How Teachers Feel About Returning to School

Apple on a desk
The start of the academic year brings excitement and stress for teachers transitioning back to a “post-pandemic” school year. Students are excited and nervous, purchasing new school supplies and preparing to continue on their academic journey. Teachers have similar emotions as they prepare to create a supportive and encouraging environment for students to learn and achieve their academic goals.After having the opportunity to interview previous Tutor Zone instructors, who are now teachers, I was provided insight on the impact of the COVID-19 pandemic’s effect on the transition back to school. Many teachers expressed the difficulty of distance learning due to the inability to create supportive spaces virtually for all students to learn. This year, teachers are eager to begin collaborating with parents and students on how to best support their educational journey, especially after the obstacles we have all faced these past few years.

The Impact of the Pandemic

Although distance learning provided the opportunity to continue learning safely at home, it was challenging for teachers to help students remain accountable and difficult to build supportive relationships with students. During the pandemic, unrealistic expectations were placed on teachers to conduct virtual learning without much support from administrators or the school board. Laura Massaglia, a high school math teacher, expressed the difficulty of managing unknown “return dates.” . Initially, it was expected that we only stay home for two weeks, which was extended indefinitely. Not knowing what to plan for ahead, teachers were left to navigate virtual learning on their own. Massaglia also stated that, “students did not feel the need to work hard.” Students were given, and continued to expect grace, in their school work resulting in a lack of effort.

Aside from the lack of support teachers received, it was difficult for teachers to create a “class culture.” Class culture is the creation of an environment at school where students feel directly supported by their teachers and peers to learn and explore their interests. Without the ability to create a class culture Dana Humphrey, a high school history teacher, stated “it was so easy for students to disengage and escape from things they didn’t want to in school.” Students did not feel connected to their teacher or peers, making it difficult to hold high standards in their work.

Miguel De La Torre, a high school math teacher, emphasized the learning gap that was created throughout the pandemic. The gap he mentions, that exists as a result of the pandemic, is between “struggling and successful students.” Students who have always done well in school continued to excel in distance learning. However, students who struggled fell further behind without the in-person support provided in school. Moving forward this year, De La Torre expects to provide more intervention strategies to help promote success in all students. 

Although the pandemic significantly affected the learning experience of students, there were also some positive outcomes for them.
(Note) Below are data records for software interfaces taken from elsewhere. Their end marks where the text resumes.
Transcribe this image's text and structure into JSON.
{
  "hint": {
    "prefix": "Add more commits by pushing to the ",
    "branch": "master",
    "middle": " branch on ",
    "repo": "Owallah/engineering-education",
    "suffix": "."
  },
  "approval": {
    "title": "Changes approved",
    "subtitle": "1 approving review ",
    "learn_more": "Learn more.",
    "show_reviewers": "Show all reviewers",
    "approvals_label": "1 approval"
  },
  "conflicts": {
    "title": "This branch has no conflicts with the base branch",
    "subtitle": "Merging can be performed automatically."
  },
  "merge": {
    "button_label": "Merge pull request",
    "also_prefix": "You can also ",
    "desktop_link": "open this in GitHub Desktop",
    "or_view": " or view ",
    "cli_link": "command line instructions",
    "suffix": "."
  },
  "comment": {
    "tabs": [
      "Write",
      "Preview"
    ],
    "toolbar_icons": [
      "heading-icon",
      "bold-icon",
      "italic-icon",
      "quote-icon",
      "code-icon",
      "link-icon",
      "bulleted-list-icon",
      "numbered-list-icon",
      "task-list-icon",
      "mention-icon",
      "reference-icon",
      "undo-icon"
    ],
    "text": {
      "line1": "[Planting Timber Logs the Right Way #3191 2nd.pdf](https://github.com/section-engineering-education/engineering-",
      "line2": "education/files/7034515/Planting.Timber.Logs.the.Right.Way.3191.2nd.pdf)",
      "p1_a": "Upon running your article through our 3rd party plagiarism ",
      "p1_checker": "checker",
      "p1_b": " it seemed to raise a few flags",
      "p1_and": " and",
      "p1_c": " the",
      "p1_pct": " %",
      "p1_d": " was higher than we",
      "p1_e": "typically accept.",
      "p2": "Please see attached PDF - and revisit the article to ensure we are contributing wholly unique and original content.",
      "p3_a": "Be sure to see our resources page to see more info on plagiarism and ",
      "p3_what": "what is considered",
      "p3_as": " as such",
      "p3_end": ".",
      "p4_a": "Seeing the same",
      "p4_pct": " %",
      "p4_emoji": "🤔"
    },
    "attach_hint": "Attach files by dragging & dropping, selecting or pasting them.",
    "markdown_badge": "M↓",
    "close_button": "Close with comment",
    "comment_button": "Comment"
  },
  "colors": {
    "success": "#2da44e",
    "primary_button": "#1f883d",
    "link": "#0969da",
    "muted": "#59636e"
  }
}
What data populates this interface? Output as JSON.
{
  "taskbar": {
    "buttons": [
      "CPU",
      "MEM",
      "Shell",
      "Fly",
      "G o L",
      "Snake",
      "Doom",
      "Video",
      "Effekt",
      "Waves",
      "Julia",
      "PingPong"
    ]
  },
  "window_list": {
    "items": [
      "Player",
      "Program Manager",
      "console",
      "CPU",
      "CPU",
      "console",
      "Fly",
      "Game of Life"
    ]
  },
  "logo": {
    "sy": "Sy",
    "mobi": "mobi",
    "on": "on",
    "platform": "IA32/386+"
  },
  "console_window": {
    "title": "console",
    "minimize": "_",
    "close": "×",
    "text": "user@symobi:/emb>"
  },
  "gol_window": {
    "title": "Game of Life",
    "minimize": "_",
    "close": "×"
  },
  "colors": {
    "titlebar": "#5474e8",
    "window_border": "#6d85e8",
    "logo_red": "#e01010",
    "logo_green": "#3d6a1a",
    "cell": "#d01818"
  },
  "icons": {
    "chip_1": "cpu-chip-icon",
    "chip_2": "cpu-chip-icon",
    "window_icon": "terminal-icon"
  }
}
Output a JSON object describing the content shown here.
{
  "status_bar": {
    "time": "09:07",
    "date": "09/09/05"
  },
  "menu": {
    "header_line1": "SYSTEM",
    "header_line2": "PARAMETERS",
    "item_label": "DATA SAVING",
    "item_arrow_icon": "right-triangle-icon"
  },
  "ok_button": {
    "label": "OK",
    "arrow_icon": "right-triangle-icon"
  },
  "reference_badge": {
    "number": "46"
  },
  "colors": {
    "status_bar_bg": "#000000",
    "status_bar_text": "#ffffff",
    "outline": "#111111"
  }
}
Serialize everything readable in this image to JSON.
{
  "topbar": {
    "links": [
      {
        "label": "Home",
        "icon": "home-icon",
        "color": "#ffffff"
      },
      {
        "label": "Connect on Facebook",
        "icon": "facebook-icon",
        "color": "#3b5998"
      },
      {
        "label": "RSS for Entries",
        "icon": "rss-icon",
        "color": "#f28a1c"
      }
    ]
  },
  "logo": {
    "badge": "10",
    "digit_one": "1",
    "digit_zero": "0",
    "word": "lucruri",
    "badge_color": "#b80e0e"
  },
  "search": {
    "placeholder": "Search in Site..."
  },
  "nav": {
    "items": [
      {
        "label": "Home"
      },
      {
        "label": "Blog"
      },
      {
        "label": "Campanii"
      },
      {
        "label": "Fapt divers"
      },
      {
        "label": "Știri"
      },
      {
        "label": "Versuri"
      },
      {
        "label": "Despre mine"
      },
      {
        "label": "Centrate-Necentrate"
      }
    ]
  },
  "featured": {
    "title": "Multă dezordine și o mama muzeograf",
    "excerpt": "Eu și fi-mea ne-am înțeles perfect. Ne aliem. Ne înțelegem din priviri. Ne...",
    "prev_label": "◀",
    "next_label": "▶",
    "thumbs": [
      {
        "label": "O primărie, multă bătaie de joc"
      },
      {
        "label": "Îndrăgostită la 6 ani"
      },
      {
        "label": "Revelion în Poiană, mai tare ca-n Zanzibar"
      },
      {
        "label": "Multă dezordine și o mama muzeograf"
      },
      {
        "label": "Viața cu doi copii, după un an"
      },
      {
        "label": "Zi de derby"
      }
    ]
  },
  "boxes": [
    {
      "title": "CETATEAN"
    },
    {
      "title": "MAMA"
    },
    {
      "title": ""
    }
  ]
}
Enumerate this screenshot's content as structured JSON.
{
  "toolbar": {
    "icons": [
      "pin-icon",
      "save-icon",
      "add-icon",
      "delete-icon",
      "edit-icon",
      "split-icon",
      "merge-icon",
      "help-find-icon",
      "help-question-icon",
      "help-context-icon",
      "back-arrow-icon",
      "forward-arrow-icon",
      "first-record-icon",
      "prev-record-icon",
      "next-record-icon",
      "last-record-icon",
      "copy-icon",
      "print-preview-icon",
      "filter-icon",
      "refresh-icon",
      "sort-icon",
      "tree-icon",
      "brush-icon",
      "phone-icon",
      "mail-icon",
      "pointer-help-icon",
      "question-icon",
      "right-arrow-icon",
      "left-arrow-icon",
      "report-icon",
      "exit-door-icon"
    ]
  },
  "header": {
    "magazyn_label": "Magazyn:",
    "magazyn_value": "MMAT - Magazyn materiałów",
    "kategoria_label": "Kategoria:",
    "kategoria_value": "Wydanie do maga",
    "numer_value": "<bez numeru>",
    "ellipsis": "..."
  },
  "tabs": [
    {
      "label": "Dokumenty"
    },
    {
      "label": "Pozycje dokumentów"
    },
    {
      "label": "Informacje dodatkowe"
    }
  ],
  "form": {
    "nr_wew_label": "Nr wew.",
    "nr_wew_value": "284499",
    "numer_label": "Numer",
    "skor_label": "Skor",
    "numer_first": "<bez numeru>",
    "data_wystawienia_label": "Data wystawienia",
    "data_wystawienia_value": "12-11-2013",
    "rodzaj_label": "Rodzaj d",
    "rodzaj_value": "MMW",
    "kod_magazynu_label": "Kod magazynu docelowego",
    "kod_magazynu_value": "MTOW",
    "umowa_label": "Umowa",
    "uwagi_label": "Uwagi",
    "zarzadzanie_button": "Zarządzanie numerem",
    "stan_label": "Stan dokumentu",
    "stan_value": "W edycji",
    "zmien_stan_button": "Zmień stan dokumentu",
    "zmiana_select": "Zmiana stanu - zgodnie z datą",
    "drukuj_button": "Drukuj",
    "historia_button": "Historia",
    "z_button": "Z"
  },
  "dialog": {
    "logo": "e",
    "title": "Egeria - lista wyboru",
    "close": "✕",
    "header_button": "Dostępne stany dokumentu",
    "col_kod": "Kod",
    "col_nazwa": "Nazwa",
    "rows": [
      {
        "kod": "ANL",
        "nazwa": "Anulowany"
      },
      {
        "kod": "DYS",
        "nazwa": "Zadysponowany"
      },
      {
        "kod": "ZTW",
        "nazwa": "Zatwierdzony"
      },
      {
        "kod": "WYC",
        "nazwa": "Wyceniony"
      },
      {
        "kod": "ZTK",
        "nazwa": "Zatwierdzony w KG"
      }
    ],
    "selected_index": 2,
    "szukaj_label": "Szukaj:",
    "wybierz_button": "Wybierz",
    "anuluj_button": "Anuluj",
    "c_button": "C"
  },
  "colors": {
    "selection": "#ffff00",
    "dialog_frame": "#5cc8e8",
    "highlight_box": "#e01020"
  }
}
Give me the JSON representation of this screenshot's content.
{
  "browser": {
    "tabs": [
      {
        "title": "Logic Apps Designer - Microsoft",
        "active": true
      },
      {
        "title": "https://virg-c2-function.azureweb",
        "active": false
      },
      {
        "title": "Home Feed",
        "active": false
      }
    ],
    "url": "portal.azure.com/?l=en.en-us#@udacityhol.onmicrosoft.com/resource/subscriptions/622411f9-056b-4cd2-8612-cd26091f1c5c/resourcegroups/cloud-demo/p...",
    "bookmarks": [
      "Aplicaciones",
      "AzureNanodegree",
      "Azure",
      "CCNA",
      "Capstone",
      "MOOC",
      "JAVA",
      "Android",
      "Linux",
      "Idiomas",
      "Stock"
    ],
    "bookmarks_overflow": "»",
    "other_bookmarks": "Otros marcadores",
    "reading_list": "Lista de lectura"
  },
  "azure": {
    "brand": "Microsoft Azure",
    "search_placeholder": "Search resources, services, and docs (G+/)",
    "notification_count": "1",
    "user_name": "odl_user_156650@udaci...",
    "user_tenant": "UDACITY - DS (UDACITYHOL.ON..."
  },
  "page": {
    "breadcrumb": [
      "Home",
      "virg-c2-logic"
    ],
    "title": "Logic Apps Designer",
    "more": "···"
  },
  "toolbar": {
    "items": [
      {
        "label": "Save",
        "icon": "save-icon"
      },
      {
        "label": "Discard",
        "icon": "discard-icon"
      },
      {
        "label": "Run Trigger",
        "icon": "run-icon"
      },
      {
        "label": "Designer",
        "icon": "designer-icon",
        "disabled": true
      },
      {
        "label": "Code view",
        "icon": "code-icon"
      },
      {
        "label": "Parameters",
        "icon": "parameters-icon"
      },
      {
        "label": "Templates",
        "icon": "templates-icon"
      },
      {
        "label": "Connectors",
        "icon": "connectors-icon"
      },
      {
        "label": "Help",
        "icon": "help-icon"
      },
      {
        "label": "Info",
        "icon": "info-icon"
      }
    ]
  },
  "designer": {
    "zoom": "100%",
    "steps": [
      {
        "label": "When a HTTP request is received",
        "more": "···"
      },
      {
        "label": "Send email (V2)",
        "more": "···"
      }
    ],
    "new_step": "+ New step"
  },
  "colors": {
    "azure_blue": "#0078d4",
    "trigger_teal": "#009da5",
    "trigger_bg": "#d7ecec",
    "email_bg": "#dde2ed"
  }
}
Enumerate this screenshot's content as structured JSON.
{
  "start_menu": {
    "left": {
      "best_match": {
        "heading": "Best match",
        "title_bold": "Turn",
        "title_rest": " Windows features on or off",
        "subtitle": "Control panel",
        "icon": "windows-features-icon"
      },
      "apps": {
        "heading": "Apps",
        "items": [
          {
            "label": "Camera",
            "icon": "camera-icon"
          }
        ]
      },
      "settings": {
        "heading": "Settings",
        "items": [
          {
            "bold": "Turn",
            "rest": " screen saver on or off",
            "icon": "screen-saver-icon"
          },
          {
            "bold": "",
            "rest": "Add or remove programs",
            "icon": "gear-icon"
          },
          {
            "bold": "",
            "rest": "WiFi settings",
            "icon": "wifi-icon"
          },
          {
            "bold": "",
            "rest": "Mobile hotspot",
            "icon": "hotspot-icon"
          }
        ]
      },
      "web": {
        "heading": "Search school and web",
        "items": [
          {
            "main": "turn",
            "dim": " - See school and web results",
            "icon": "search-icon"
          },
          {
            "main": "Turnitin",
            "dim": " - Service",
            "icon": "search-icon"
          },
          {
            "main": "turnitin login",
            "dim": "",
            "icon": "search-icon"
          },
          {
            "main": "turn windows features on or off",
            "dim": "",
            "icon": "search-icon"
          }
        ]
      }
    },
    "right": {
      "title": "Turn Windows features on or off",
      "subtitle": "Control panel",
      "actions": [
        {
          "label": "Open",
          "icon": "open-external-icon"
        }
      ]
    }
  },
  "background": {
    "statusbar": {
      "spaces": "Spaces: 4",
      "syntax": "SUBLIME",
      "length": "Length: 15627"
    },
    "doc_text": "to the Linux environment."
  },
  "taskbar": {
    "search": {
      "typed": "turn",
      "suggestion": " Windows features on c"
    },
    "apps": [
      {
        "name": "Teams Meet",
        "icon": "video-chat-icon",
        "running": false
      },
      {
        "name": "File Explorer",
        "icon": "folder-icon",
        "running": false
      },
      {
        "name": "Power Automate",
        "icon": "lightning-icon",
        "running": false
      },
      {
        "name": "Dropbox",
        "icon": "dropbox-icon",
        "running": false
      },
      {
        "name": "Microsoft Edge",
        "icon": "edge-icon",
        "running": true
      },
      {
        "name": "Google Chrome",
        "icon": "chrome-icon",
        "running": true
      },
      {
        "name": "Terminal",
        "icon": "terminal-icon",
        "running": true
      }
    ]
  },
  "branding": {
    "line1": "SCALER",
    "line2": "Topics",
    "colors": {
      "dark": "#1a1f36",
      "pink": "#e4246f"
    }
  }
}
The most obvious result of having experienced distance learning these past two years is students having developed their technology abilities for educational purposes. Students are now able to use various softwares and online resources to help support their learning experiences. Aside from advancing technology skills, they have also been able to appreciate the relevance of the material they are learning in school. For example, Dana Humphrey stated that, “students are beginning to really see the importance of learning about other touchstone moments in U.S. History and the effect they have on society today.”  Learning throughout the pandemic has been difficult, but as we start the school year students may now begin to appreciate the value of their education even more.

Starting off the School Year

Although most students returned to school this past year, this school year will reflect much more of a pre-pandemic learning experience. Technology continues to be more relevant in education than ever before; however, there are some forms of technology that become more of a distraction than a tool. Dana Humphry recommends creating, “healthy habits and boundaries regarding phone usage at home to help students with their learning in the classroom.” 

In addition to setting boundaries with technology, Laura Massaglia recommends coming up with a system to help students stay organized. This will help relieve some of the back to school stress many students and families experience, and will promote long-term academic success. Massaglia also views communication as a key part of the learning experience. Asking questions, and seeking support can be done in-person or via email. Regardless of the method, students should make an effort to maintain communication with their teachers. 

The start of the school year is exciting and overwhelming, but throughout the excitement and stress students and families should remember to start the school year off strong so that they may help ensure long-term academic success. 

By Viviana Cabrera


De La Torre, Miguel. Email Interview. August 21, 2022.

Humphrey, Dana. Email Interview. August 10, 2022.

Massaglia, Laura. Email Interview. August 16, 2022.

Leave a Reply

Your email address will not be published. Required fields are marked *